**Required action:** For the listing below, show each line that includes the string "файла".

**Data listing:**
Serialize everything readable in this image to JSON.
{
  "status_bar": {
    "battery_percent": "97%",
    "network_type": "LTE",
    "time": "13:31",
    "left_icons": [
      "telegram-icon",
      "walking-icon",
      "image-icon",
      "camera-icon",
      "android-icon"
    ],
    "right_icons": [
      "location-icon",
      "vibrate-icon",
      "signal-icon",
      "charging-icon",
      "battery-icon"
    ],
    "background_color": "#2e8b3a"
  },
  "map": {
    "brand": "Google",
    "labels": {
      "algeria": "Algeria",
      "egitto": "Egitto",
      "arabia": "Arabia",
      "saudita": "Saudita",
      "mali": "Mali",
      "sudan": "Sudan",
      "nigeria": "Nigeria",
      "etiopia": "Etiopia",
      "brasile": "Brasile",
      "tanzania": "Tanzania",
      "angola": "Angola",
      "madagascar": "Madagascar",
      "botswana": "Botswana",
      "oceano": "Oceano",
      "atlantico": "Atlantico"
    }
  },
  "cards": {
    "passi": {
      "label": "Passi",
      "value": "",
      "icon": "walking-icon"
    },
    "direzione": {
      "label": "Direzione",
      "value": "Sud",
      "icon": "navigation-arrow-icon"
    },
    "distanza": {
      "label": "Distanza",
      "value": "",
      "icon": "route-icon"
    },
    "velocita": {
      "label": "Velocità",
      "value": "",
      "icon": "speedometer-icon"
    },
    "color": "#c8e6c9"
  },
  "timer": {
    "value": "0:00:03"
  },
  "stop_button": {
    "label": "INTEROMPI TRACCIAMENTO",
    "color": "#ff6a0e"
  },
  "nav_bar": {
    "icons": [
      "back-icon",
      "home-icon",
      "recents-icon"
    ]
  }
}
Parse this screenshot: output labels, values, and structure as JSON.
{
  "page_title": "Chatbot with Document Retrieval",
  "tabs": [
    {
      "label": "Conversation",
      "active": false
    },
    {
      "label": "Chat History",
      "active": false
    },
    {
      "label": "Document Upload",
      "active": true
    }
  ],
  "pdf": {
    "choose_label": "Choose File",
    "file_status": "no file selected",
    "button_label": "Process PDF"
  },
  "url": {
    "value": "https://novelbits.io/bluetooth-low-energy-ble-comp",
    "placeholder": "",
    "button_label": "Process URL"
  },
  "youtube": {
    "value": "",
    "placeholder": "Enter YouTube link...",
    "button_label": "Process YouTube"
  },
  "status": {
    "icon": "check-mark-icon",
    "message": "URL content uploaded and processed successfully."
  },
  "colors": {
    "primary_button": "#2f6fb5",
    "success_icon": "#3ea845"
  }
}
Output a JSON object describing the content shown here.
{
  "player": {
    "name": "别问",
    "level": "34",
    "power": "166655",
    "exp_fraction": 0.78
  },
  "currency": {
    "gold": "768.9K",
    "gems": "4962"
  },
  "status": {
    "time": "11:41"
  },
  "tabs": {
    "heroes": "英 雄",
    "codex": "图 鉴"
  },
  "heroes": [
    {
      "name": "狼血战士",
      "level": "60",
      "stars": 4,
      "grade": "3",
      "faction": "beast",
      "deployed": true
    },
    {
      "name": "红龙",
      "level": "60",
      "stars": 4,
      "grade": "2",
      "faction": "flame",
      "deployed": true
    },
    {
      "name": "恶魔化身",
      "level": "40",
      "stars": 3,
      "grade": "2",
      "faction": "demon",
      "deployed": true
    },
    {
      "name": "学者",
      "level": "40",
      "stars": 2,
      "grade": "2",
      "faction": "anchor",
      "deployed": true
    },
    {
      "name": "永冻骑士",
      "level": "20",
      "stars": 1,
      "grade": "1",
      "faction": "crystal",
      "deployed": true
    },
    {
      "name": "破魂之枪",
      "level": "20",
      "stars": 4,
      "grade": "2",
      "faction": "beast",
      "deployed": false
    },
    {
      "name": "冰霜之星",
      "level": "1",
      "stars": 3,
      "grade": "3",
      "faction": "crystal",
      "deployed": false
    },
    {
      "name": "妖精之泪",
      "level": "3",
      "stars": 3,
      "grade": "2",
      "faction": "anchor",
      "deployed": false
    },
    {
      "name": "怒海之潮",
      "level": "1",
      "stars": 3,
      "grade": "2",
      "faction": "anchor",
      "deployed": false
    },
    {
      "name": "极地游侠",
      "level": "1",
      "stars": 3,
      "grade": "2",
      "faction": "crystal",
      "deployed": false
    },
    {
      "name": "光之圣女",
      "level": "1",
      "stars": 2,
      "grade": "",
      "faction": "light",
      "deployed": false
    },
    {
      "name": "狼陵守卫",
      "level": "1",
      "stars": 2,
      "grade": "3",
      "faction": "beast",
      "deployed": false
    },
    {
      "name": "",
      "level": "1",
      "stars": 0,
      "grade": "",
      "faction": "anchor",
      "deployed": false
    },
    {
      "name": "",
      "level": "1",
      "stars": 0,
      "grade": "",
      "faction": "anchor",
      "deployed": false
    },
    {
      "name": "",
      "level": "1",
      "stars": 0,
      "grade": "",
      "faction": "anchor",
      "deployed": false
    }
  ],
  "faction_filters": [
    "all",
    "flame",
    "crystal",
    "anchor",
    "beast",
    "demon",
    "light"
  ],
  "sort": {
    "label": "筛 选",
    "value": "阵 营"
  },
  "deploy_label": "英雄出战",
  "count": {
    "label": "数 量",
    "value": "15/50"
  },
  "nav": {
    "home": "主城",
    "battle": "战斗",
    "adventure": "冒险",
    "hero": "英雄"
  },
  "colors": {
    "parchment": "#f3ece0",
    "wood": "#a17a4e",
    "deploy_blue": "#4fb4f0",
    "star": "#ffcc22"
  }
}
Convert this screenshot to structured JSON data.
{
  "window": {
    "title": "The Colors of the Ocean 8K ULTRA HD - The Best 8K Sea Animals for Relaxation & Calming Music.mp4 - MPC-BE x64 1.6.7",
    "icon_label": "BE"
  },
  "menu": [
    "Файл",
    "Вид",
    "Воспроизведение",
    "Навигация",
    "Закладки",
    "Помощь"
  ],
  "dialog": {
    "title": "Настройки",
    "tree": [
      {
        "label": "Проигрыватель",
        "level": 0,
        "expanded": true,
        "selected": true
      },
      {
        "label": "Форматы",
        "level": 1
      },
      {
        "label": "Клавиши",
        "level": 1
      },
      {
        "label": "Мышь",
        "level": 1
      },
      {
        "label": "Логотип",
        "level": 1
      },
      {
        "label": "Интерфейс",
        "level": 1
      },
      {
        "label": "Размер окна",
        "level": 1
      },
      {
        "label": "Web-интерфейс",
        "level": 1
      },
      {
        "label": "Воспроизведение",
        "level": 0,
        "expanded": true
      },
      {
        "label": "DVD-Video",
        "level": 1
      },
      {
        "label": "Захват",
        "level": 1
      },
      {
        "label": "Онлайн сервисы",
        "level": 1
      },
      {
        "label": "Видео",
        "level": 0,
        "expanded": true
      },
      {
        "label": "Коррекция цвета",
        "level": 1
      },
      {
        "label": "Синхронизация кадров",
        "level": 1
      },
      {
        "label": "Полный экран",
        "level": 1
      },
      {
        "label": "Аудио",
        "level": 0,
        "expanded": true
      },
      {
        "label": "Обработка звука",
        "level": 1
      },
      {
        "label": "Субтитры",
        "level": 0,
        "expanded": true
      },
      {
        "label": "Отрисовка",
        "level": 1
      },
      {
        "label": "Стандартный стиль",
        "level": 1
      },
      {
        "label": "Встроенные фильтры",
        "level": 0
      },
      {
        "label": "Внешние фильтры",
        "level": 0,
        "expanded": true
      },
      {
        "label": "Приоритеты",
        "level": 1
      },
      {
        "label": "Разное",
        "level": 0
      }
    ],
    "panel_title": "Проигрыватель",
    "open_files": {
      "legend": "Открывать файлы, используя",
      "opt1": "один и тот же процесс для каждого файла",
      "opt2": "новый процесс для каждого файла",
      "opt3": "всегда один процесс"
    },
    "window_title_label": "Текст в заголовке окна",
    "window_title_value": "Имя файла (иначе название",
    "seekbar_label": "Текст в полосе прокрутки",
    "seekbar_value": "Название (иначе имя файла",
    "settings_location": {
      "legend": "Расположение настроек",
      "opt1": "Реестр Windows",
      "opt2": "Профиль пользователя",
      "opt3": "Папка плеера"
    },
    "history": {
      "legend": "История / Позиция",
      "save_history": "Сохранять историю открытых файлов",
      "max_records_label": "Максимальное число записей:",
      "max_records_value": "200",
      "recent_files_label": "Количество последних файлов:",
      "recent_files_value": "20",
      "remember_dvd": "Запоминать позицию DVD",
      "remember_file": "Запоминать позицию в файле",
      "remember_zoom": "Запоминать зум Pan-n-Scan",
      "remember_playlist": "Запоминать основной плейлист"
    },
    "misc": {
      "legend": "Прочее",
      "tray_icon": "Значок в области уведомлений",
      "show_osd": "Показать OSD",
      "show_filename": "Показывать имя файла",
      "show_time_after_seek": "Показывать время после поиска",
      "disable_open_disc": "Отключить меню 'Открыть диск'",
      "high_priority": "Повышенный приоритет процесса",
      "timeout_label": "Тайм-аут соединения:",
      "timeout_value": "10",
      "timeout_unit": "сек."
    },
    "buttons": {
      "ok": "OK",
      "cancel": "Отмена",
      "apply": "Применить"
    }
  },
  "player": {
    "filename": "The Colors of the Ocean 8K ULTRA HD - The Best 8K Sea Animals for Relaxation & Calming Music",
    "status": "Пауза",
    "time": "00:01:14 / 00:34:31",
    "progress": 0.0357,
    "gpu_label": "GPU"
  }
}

**Answer section:**
      "opt1": "один и тот же процесс для каждого файла",
      "opt2": "новый процесс для каждого файла",
    "window_title_value": "Имя файла (иначе название",
    "seekbar_value": "Название (иначе имя файла",
      "show_filename": "Показывать имя файла",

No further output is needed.